Your answer is incorrect. Try thinking of what happens at each junction, where the current can take multiple paths. At each of these points, the current out has to equal the current in. So there is 5A coming out of the top of the battery. 1A goes down through the square, so how much is left to travel through the wire between the top of the square square and the top circle? Of this, 2A flows through the top circle. So how much is left after the 2A flows through the top circle? All of this has to flow through N. Similarly, you can work backward from the bottom of the battery. 5A is flowing into the bottom of the battery. 1A is flowing in from the square, so how much is flowing through the wire between the bottom of M and the bottom of the square? You know 1A is coming from the bottom circle, so how much is coming through M?

3. Sep 7, 2015

### RelativeJosef

There are 4A remaining

2A remain

So N must have 2A, but I am still confused about M. I would think it to have 2A as well? Working backwards from the battery was something I did not think about. But since 1A comes back to the battery from the first square, an unknown amount leaves M, and then 1A comes back from the final branch. This means M would have 3A? But how would the square above M have 2A and then it suddenly gains current to become 3A?

Thank you for your help, any more would be greatly appreciated.

4. Sep 8, 2015

### phyzguy

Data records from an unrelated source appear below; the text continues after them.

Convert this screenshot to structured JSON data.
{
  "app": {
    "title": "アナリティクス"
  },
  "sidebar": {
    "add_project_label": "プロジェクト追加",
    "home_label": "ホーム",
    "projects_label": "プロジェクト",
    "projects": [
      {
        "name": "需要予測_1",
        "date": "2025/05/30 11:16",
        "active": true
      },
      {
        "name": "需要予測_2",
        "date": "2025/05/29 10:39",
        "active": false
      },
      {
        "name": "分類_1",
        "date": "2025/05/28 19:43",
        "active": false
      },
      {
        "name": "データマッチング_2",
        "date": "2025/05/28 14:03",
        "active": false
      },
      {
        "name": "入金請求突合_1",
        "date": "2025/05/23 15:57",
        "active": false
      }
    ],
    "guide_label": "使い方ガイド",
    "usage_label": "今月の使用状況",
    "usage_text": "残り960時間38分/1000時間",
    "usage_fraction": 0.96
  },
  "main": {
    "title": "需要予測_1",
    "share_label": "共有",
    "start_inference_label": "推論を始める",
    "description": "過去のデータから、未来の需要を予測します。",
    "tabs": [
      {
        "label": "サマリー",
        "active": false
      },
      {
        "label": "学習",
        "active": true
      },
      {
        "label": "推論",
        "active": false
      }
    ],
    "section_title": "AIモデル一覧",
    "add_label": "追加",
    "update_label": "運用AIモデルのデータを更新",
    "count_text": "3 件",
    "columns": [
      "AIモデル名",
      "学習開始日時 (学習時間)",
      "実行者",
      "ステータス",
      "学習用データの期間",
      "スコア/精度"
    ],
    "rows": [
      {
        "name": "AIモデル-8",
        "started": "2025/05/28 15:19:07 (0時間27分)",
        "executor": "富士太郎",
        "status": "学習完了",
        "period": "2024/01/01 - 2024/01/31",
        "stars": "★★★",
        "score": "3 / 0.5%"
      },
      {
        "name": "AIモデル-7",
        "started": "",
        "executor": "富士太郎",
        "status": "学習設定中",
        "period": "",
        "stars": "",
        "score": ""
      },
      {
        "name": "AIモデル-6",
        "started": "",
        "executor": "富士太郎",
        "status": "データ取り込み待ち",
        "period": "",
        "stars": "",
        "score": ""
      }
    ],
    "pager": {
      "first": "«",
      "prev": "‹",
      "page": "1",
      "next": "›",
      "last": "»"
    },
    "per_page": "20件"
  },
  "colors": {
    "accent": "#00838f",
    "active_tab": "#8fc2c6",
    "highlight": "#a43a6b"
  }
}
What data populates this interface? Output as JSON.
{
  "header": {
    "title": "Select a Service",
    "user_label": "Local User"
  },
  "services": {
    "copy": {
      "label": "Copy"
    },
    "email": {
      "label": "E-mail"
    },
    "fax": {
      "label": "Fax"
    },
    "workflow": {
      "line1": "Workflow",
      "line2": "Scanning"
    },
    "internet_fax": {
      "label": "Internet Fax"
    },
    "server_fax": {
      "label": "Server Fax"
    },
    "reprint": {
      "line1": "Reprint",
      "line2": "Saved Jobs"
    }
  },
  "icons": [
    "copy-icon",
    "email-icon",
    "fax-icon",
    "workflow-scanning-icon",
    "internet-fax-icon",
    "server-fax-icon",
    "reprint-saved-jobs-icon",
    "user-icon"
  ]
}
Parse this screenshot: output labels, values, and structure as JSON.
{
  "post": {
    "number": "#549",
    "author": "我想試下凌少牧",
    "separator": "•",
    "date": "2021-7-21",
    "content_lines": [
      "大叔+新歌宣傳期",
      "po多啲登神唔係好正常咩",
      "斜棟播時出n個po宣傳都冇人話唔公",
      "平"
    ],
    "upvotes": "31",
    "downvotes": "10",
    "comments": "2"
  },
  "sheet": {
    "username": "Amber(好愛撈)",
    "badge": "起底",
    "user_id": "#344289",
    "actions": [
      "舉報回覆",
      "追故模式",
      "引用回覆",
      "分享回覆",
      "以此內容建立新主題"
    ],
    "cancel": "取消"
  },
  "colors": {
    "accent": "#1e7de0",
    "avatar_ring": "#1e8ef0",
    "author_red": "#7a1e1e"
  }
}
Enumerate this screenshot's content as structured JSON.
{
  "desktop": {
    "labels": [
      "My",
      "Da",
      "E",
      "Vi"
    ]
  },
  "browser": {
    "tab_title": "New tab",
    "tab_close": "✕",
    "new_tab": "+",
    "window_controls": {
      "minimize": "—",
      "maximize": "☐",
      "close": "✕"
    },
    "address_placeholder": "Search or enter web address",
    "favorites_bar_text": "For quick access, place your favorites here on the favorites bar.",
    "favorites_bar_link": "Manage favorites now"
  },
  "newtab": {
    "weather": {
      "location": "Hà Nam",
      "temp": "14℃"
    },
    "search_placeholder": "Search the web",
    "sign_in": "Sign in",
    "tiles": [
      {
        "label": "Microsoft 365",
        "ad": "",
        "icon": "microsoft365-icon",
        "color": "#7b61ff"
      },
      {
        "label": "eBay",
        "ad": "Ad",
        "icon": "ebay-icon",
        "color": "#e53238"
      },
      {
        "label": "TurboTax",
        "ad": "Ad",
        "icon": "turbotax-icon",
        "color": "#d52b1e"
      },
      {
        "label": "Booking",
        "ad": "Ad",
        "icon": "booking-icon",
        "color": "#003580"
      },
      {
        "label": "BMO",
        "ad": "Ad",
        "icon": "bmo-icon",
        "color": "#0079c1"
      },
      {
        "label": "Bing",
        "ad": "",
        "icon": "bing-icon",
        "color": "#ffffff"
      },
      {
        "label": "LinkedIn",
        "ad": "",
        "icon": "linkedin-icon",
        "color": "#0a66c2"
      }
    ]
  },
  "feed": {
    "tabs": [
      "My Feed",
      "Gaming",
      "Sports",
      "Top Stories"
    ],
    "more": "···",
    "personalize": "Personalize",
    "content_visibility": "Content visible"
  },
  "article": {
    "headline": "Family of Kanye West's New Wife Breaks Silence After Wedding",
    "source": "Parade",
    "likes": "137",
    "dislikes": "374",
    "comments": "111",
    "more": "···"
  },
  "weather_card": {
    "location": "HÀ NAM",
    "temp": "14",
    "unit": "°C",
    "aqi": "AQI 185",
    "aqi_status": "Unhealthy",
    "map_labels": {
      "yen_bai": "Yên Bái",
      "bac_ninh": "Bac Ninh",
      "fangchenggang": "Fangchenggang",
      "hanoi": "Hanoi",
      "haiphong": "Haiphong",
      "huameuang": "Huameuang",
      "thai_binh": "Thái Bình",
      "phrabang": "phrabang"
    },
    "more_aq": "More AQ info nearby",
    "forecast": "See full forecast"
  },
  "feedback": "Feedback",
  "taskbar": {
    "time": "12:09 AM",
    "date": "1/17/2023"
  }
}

M has 3A like you said. It gains current because there is 1A flowing through the wire connecting N to M, and this 1A adds to the 2A flowing through the top circle to bring the current through M up to 3A. The lower right circles both have 1A.